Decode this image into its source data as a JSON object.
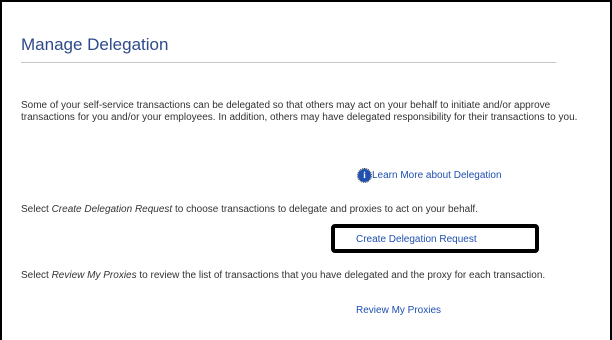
{
  "page": {
    "title": "Manage Delegation",
    "intro": "Some of your self-service transactions can be delegated so that others may act on your behalf to initiate and/or approve transactions for you and/or your employees. In addition, others may have delegated responsibility for their transactions to you.",
    "learn_more_label": "Learn More about Delegation",
    "info_icon_glyph": "i",
    "create_prefix": "Select ",
    "create_term": "Create Delegation Request",
    "create_suffix": " to choose transactions to delegate and proxies to act on your behalf.",
    "create_link_label": "Create Delegation Request",
    "review_prefix": "Select ",
    "review_term": "Review My Proxies",
    "review_suffix": " to review the list of transactions that you have delegated and the proxy for each transaction.",
    "review_link_label": "Review My Proxies"
  },
  "colors": {
    "title": "#2d4a8a",
    "link": "#1f4fb0",
    "highlight_box": "#000000"
  }
}
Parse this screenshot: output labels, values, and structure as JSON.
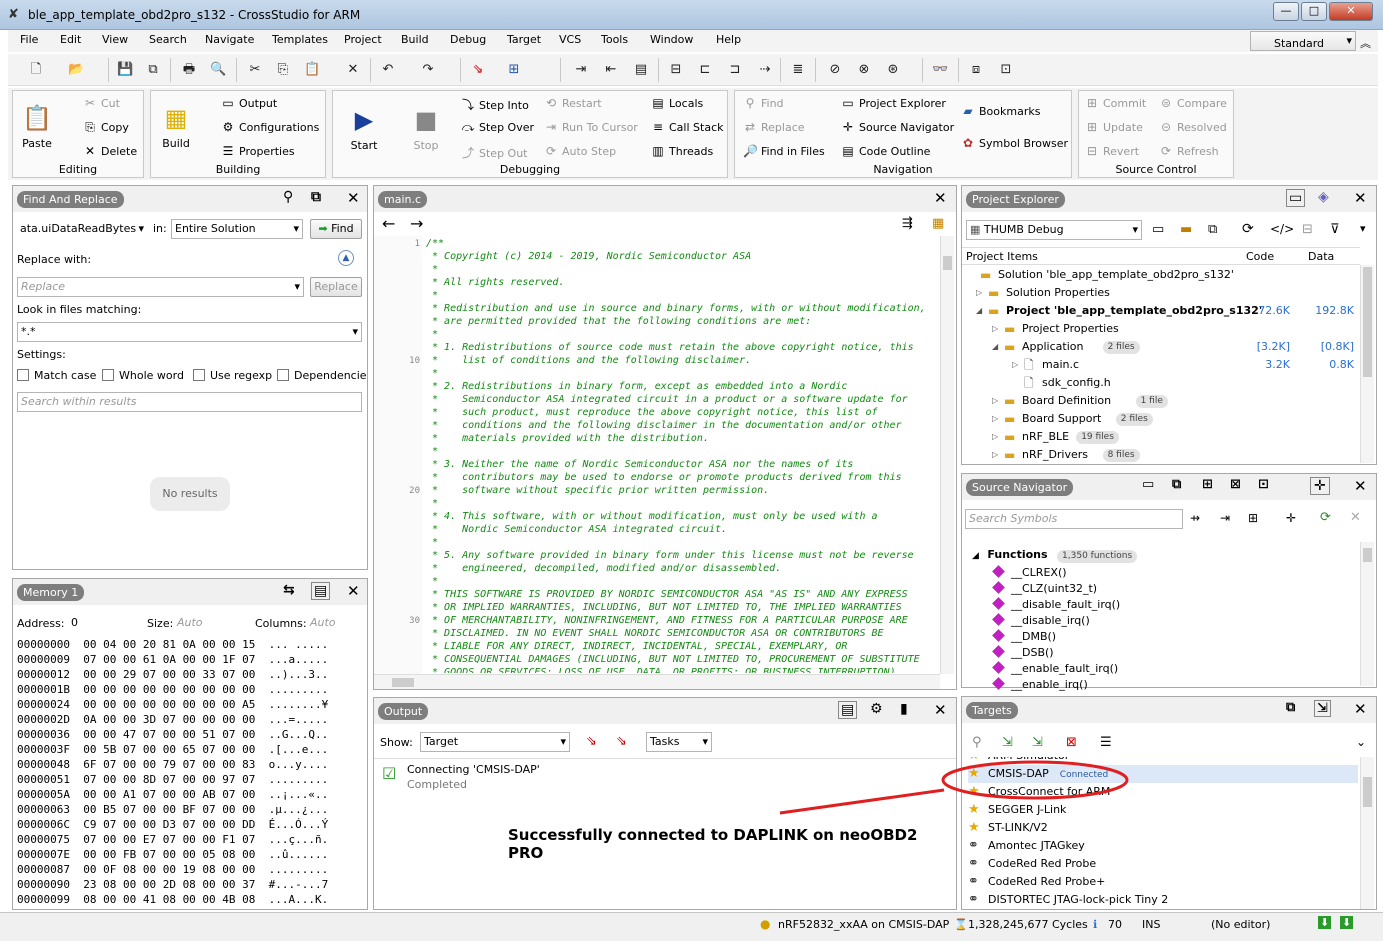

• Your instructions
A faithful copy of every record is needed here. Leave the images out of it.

• Solution below
Decode this image into its source data as a JSON object.
{
  "page": {
    "title": "Manage Delegation",
    "intro": "Some of your self-service transactions can be delegated so that others may act on your behalf to initiate and/or approve transactions for you and/or your employees. In addition, others may have delegated responsibility for their transactions to you.",
    "learn_more_label": "Learn More about Delegation",
    "info_icon_glyph": "i",
    "create_prefix": "Select ",
    "create_term": "Create Delegation Request",
    "create_suffix": " to choose transactions to delegate and proxies to act on your behalf.",
    "create_link_label": "Create Delegation Request",
    "review_prefix": "Select ",
    "review_term": "Review My Proxies",
    "review_suffix": " to review the list of transactions that you have delegated and the proxy for each transaction.",
    "review_link_label": "Review My Proxies"
  },
  "colors": {
    "title": "#2d4a8a",
    "link": "#1f4fb0",
    "highlight_box": "#000000"
  }
}
Parse this screenshot: output labels, values, and structure as JSON.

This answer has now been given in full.